It seems I grow bones in places they don't belong.  It started in my knee when I was 44 - they called it a 'Loose Body," which, to me, conjures up all kinds of pictures - none of which have to do with the 1 cm bone fragment that grew between the bones that make up the knee rendering me unable to walk.  A simple surgery later, a little physical therapy and I was back to normal.

Normal is a relative term.  Same leg, different joint.  When I was 46, my Achilles tendon, like a fraying rope, began to unravel as it rubbed against a bone the began growing out of the back of my heel.  A not so simple surgery later that involved shaving bones, releasing and re-attaching my achilles with fancy hardware and 3 months of crutches, and an extended relationship with my very handsome physical therapist and I was on my way back to normal.

I just turned 49.   I now understand that "normal" means to expect another bone to grow.  And it has.  This time between the joints that connect my ankle to my foot.  My MO is to allow it to annoy me, push through the pain and wait for it to become unbearable.  It became unbearable the day I decided to run across the highway before the next wave of traffic barreled through - the unbearable part occurring when I was about half way across.
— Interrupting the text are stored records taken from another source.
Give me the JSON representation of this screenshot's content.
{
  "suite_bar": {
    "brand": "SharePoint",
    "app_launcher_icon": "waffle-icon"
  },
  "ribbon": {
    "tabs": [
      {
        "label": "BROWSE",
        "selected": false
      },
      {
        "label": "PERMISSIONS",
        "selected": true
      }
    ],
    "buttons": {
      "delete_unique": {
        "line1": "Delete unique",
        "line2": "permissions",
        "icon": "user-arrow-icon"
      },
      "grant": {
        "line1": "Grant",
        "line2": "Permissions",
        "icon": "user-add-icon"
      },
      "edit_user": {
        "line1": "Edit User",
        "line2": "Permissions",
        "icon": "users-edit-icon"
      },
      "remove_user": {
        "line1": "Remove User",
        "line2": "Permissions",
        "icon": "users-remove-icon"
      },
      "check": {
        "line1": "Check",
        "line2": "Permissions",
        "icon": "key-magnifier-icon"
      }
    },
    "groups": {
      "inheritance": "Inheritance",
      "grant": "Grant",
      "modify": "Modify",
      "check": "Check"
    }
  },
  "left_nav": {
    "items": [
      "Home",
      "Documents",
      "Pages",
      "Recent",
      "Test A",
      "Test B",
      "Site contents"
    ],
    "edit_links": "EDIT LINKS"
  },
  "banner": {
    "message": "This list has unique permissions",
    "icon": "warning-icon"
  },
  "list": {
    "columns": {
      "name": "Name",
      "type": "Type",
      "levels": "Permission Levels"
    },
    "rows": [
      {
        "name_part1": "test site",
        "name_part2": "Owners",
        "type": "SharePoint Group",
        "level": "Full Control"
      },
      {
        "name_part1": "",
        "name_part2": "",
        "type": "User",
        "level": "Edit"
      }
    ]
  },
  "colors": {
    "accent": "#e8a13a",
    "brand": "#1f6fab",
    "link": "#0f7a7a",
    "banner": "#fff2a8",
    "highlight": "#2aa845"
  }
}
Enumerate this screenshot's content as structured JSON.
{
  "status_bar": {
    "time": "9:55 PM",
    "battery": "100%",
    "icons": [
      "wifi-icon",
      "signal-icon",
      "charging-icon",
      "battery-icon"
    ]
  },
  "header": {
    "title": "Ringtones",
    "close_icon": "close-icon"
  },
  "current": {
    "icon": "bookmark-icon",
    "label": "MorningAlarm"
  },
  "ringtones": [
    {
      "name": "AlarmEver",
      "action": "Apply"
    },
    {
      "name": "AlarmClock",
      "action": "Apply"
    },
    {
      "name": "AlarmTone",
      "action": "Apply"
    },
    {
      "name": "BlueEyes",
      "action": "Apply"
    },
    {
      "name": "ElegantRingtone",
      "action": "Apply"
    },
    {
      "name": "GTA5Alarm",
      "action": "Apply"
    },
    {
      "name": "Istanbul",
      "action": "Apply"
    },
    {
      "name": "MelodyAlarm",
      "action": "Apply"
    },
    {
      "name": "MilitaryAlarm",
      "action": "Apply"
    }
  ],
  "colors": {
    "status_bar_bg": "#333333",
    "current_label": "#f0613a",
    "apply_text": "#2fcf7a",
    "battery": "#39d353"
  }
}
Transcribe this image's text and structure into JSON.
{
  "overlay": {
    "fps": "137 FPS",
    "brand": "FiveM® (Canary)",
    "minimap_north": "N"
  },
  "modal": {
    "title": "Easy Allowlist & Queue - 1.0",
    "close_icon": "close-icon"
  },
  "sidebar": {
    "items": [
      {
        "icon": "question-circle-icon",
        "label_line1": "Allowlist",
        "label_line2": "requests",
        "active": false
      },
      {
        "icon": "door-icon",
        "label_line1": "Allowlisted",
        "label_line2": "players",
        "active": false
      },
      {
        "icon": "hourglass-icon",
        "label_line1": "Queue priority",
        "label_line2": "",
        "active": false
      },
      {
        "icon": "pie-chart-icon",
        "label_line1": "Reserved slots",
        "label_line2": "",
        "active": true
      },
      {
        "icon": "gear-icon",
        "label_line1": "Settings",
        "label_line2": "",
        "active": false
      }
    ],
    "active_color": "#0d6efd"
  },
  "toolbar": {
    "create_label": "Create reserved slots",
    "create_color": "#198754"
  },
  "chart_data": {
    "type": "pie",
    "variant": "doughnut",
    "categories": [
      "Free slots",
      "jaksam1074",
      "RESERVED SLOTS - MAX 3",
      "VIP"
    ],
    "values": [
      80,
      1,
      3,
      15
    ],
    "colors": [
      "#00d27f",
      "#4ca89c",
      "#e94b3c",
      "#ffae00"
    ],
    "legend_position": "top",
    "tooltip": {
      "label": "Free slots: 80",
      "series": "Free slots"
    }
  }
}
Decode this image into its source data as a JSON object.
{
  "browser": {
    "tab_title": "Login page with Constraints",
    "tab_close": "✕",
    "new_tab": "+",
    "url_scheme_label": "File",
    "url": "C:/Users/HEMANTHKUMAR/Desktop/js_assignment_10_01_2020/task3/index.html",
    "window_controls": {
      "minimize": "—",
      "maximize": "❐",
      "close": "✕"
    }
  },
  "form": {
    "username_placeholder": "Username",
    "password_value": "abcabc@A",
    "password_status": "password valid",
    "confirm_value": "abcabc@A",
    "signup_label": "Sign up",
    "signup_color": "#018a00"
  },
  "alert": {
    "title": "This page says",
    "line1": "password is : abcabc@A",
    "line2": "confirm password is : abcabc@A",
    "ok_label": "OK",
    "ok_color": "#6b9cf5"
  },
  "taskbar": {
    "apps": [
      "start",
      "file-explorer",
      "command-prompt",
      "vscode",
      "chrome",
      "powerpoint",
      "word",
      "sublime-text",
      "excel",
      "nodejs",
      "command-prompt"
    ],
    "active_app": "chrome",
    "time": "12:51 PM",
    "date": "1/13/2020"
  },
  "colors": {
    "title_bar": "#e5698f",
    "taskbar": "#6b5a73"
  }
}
The solution?  Another lovely surgery, 3 weeks no weight bearing, casted.  I need to go dig out my crutches. . .again.

On the upside, I get to go visit my favorite physical therapist.  He will be happy to see me, he will massage my feet,  and I might even develop another crush on him, unless he has finally gotten that restraining order against me.

Then, back to normal.